**Excerpts from an interface dataset:**
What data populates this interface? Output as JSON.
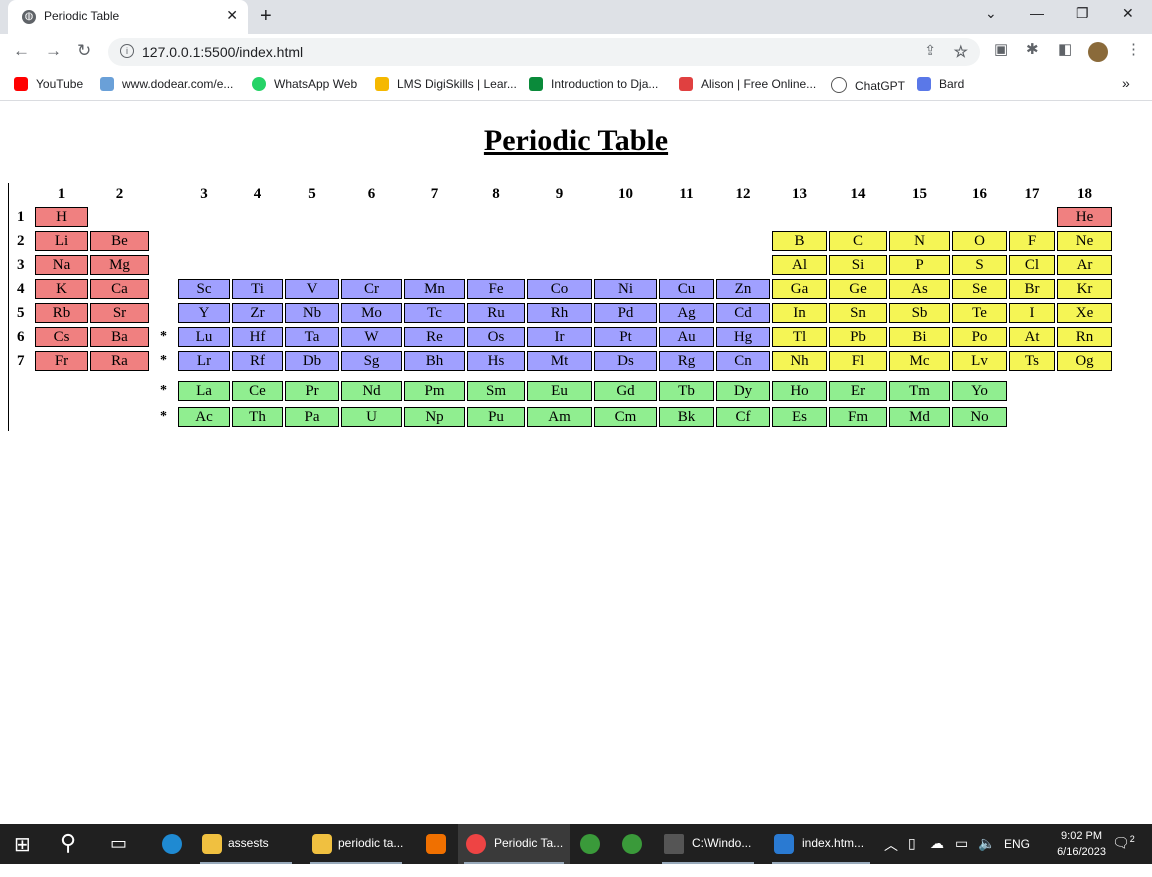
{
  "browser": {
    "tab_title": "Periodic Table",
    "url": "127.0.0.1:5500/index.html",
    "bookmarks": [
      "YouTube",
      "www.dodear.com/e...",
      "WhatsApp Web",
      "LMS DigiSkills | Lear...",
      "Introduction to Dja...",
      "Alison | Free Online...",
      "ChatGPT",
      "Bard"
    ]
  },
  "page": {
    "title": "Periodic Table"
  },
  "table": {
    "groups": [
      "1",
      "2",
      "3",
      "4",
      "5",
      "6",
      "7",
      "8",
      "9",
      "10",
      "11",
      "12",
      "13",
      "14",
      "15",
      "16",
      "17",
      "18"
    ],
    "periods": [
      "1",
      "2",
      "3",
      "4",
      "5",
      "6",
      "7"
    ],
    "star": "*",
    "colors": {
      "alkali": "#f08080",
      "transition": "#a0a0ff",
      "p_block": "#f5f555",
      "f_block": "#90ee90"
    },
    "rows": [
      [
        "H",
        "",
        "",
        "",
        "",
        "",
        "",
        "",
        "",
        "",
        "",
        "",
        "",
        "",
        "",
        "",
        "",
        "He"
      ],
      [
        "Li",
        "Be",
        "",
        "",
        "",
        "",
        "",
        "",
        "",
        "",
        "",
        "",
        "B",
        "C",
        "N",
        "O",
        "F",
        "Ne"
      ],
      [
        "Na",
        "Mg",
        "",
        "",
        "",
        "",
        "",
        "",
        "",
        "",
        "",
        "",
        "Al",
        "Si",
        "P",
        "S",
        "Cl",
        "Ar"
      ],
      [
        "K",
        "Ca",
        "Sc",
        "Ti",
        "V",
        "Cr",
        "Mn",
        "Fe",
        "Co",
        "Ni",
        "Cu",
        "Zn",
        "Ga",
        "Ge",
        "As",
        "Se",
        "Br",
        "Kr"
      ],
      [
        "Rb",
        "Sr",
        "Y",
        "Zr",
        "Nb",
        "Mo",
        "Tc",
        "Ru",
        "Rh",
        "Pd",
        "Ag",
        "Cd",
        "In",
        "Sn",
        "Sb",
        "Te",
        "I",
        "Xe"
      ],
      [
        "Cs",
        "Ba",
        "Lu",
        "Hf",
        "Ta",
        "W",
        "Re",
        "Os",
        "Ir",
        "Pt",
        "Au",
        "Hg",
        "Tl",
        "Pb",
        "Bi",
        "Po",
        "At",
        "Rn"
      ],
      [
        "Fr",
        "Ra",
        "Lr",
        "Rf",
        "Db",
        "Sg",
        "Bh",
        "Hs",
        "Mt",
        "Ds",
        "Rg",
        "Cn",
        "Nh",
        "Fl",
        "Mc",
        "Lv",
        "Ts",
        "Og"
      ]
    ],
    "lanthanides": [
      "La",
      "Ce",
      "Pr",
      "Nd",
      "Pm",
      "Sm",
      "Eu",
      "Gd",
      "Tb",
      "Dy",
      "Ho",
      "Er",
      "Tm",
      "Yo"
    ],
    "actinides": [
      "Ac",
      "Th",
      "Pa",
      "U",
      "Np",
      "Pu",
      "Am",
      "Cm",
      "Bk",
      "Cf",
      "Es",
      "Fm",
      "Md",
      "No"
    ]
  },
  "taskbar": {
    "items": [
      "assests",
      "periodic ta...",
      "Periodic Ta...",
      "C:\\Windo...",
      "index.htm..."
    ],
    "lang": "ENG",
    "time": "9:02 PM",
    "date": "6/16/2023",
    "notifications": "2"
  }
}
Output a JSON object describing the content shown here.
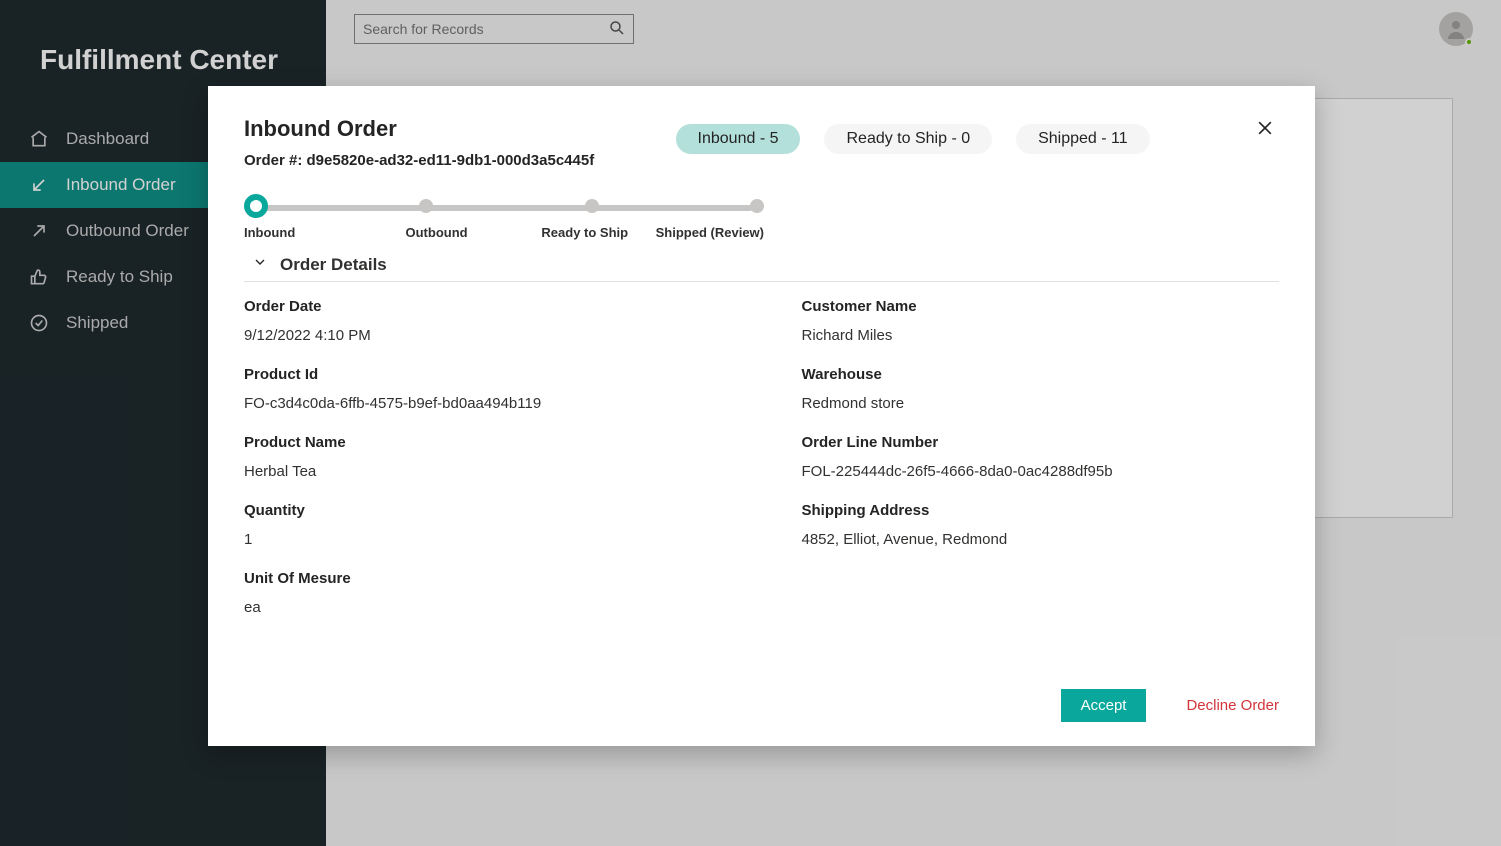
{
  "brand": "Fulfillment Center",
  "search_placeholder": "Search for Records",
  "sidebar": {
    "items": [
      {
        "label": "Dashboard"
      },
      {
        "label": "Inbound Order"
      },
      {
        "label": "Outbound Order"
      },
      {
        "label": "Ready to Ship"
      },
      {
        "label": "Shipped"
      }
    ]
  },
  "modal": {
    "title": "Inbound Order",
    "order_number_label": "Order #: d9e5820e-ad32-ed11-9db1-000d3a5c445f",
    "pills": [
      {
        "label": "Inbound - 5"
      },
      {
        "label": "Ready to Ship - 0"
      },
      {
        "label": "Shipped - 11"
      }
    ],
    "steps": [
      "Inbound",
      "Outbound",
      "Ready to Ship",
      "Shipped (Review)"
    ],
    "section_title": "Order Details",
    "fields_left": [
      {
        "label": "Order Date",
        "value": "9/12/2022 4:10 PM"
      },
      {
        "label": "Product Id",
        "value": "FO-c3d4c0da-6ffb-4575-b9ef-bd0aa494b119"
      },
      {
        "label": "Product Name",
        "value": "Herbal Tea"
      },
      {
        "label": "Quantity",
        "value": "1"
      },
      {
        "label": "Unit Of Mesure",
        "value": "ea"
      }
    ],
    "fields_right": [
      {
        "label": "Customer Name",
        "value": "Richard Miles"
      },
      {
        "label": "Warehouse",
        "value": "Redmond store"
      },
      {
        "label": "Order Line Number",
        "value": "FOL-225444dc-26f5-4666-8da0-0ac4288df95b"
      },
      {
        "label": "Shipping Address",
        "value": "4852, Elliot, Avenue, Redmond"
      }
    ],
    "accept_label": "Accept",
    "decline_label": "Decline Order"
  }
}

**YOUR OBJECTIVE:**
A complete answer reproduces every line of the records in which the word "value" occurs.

**SOLVED EXERCISE:**
        "value": "9/12/2022 4:10 PM"
        "value": "FO-c3d4c0da-6ffb-4575-b9ef-bd0aa494b119"
        "value": "Herbal Tea"
        "value": "1"
        "value": "ea"
        "value": "Richard Miles"
        "value": "Redmond store"
        "value": "FOL-225444dc-26f5-4666-8da0-0ac4288df95b"
        "value": "4852, Elliot, Avenue, Redmond"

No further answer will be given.